back to article Apple releases previously SECRET OPERATING SYSTEM SOURCE CODE

The Computer History Museum has scored something of a coup, publishing – with Cupertino's permission – the source code for the Apple II's DOS, version 3.1. The archeological code, posted here, is the whole 4,000-plus – that's thousands of lines of code, not millions in a misprint – complete with comments like “if it ain't 3 don' …

COMMENTS

This topic is closed for new posts.

OK

So, where did I put my QEMU 6502 emulator? :-)

1
0
Silver badge
Coat

Re: OK

Next to the Illudium Q-36 Explosive Space Modulator?

That's mine with the carrots. ---------------->>

3
0
Anonymous Coward

How times have changed. 4,000 lines was a lot in the late 70's. Now, if you go to school to be a programmer, 4,000 lines is something you do as a project for a grade. How times have changed.

6
0
Silver badge

Or even just a single page of a website.

1
0

Yes, but we didn't have cut/paste back then.

1
0

Oh dear, really?

I can clearly recall using it back in the mid-70s and if you check out Ritchie and Thompson's June 1970 memo describing the QED editor, you'll find it there too...

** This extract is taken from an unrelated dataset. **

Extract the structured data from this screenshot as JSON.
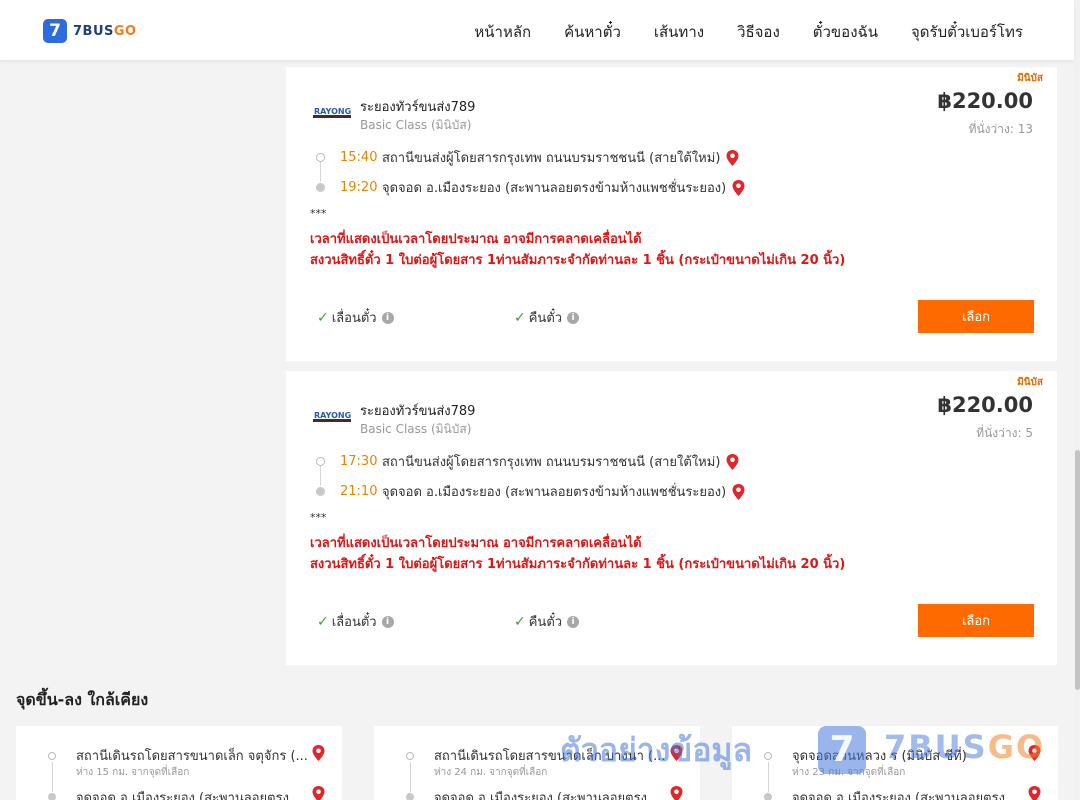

1
0
Silver badge

I can clearly recall using [copy and paste] back in the mid-70s and if you check out Ritchie and Thompson's June 1970 memo describing the QED editor, you'll find it there too...

Agreed (though I suspect the post you're responding to was meant as a joke). The IBM mainframe editors had copy&paste since at least the mid-70s, with SPF (the precursor to ISPF), and I suspect the pre-SPF TSO editor had it as well, which would push it back to '71. I don't know whether early editors for, say, CMS or MTS supported copy/paste; it'd be interesting to hear from folks who used them. (I used VM/CMS in the late '80s, but never the early CP-branded versions.)

1
0
Silver badge

Writtten for 13,000

That's about 46,000 in today's money.

http://www.halfhill.com/inflation.html

1
1
Def
Bronze badge

Re: Writtten for 13,000

Not bad for three months work.

1
0
Stop

Ho, hum

Not ProDOS, not GS/OS, not System 7, nor A/UX... heaven forbid that NewtonOS 2.1's intimates should become public for viewing! No, gentlemen (and Ladies, too): this jewel that adorns this latest crown* in the Computer Museum collection is purely unadulterated cubic zirconium.

Let sleeping 6502s lie.

(* The crown is a conical volume, gilded with quasi-open Darwin, studded with 1.8-carat WebKit, and was last seen half-buried under PPC code that litters Dogcow's litterbox...)

1
3
Silver badge

I am all over that.

The first time I got paid for writing software was for that machine. Hard to believe, but it was fancy back then. I loved it.

I have to find that code and take a peek ... or maybe a poke.

3
0
Bronze badge

Microsoft knew where to shove it...

well, shove a pretty picture onto the screen so you could click away to your hearts content.

whoo would have thought one clicky picture laid top/around a few thousand lines of code was to be worth 100's billions of dollars?

1
1
Bronze badge

Steve Wozniak?

Isn't he the guy that helped Steve Jobs build the first Apple computer?

3
0
Anonymous Coward

Re: Steve Wozniak?

Didn't you mean Wozn't he?

3
0

"Beneath Apple DOS"

"Beneath Apple DOS" was the definitive work on how to communicate with Apple DOS 3.3. iIRC it included complete disassembly with comments. Through the Apple //e one could buy a printed copy of the original source code for the monitor ROM (what people call BIOS these days). Was $10 for the //e. Was essential for understanding why characters were dropped at 1200 baud when the //e 80 column screen scrolled (bug in firmware disabled IRQ at the wrong time). Once I understood the problem I found it pretty easy to write work-alike routine which did not disable IRQ yet used the same working variables as the firmware so if something I had no control over wrote to the screen it wrote in the right place and my next write followed.

1
0
This topic is closed for new posts.

Forums